Protest crowd

We must make sure our Police Commission has the tools necessary to provide effective oversight of OPD when it comes to police misconduct, use of force policies and adherence to the principles of constitutional policing. Additionally, I am already working on legislation to prohibit the lateral hiring of sworn officers with past records of serious misconduct, and to ban the use of chokeholds in Oakland.

That said, police accountability and effective discipline must not be at odds with having a well-staffed and well-trained police force that does what we expect peace officers to do—namely, respond to 911 calls in a timely manner, investigate and solve serious and violent crimes, and be visible in the community in a way that promotes trust and confidence.

My efforts as a Councilmember show that those needs do not have to be in conflict. I have consistently advocated for a well-resourced police department while also proudly authoring the ballot measure that created a strong citizen oversight body—the Oakland Police Commission. Both are vital to ensure the protection of our communities.

For a little over two years, our civilian Police Commission has provided greater oversight of OPD in terms of police discipline and adherence to the principles of constitutional policing—including compliance with the federal court’s Negotiated Settlement Agreement (NSA). But there is more work to do.

The status quo cannot continue. We must stop the abuse and killing of unarmed black men and women around the country by law enforcement officers. I will not rest in the comfort of my privilege.

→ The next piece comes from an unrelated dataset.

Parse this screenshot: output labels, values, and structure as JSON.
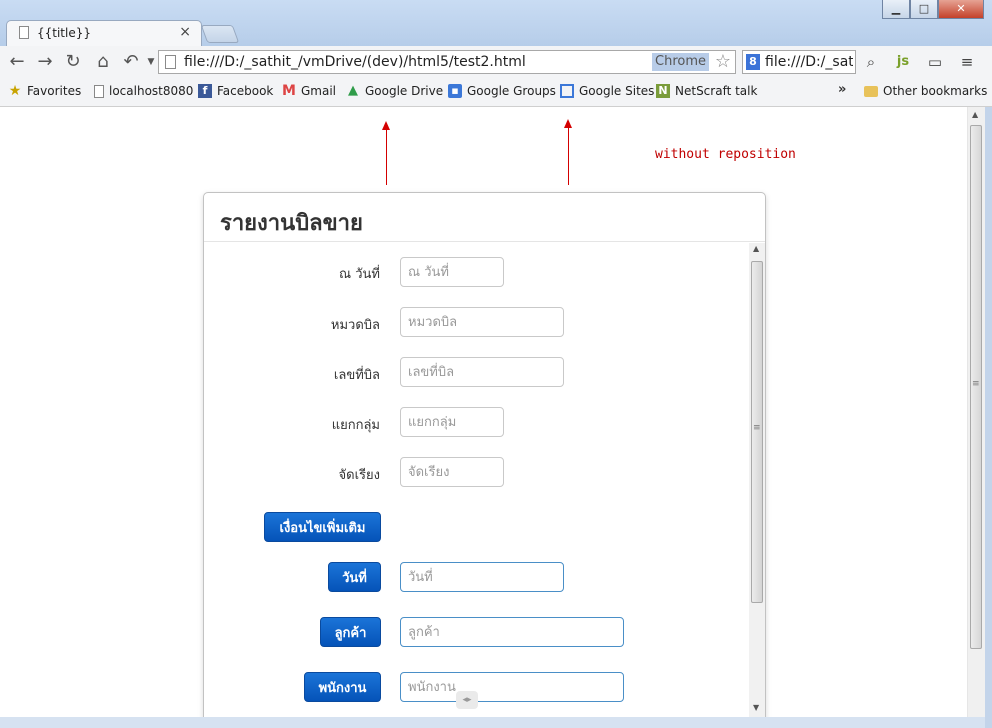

I will continue to advocate for appropriate police response regardless of race as we seek equal justice under the law.